Quinn says the spread of facial recognition technology has led investigators to believe there will be suitable digital evidence in every case, similar to the way the TV show CSI led people to believe there would always be DNA or physical forensic evidence. In reality, security camera images can be grainy, low quality, from odd angles, and suffer from lighting issues that hinder a good match.
Given widespread mistrust of police in some areas, “we really need to put it out there and help educate our communities as to the value of this stuff and how we’re using it,” Quinn says.
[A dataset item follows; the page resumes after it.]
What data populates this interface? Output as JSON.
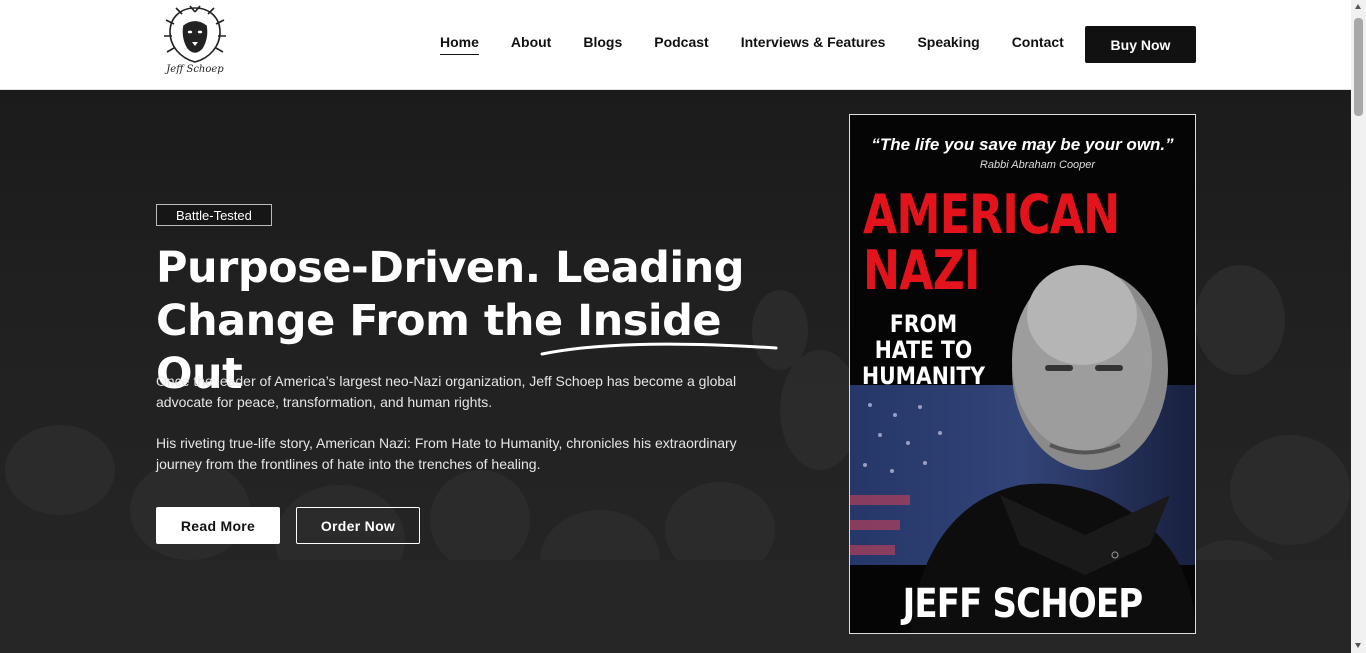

Referring to bans on facial recognition use in some cities, he says it otherwise “becomes very easy to discuss these technologies in terms of all or nothing.”
As more states and cities consider restricting the technology, a September report by the Center for Strategic and International Studies, a think tank, suggests that Congress create national standards to prevent a patchwork of regulation. Lead author James Lewis says he supports facial recognition and thinks its spread is inevitable but that there should be transparency around how the technology is used in criminal investigations. Seven US states and cities, including Boston and San Francisco, have adopted full or partial bans of facial recognition by government agencies. Lewis doesn’t think Congress will follow suit, in part because of the January 6 attack on the US Capitol and ensuing investigation, saying, “I think that’s influential, when you have to hide in a closet.”
An analysis by the Human Rights Law Review at Columbia University concluded that “defendants face meaningful barriers to challenging” the technology and called on Congress to pass a law requiring disclosure. The report also called for procedural safeguards, such as regular testing and a minimum threshold for the accuracy of facial recognition systems.
White House science and tech policy leaders endorsed more disclosure around the use of artificial intelligence as part of an AI Bill of Rights last fall. Regulation of facial recognition technology has drawn bipartisan support in Congress, but there are no federal restrictions on use of the tech by law enforcement, despite a documented lack of guardrails for federal agencies using the tech.
The National District Attorneys Association (NDAA) says it instructs its more than 5,000 members to use “professional judgment and discretion” when it comes to divulging the use of facial recognition and to consider issues like public safety, privacy, and relevance when making these decisions. NDAA officials did not respond to requests for examples of how disclosing facial recognition use in a criminal investigation could threaten public safety.
“The longer things remain secret, the harder it is to challenge them, and the harder it is to challenge them, the longer police go without courts putting limits on what they can do,” says Nathan Wessler, who leads the Speech, Privacy, and Technology Project at the ACLU.
An Attempt to Learn More
Defense attorneys say their best hope of getting police and prosecutors to reveal that facial recognition helped identify a suspect rests on a 1963 Supreme Court decision. In Brady v Maryland, the court ruled that police must turn over to a defendant any evidence they collected that would exonerate that defendant.
The best-known case involving facial recognition and the Brady decision is that of Willie Allen Lynch, a Florida man convicted in 2016 of selling $50 in crack cocaine, in part based on facial recognition, and sentenced to eight years in prison. During his trial, Lynch, who defended himself for a period of time, argued he should be able to cross-examine a crime analyst who had performed the facial recognition scan and sent a single photo of Lynch to investigators. In a pretrial deposition, the analyst testified that she didn’t fully understand how the facial recognition program worked.
In December 2018, a Florida appeals court denied Lynch’s appeal, arguing that he had failed to demonstrate on Brady grounds that documents like pictures of other potential subjects would have changed the outcome of a trial.
Lynch then appealed to the Florida Supreme Court, seeking more information about how facial recognition was used in his case, including pictures of other potential matches and the software behind the algorithm. The appeal was supported by groups including the ACLU, Electronic Frontier Foundation, Georgetown Law Center on Privacy and Technology, and the Innocence Project. They argued that uncertainty around the results of facial recognition analysis should be treated as equivalent to eyewitnesses who said they weren’t sure they would recognize the person who committed a crime. The Florida Supreme Court declined to hear the case.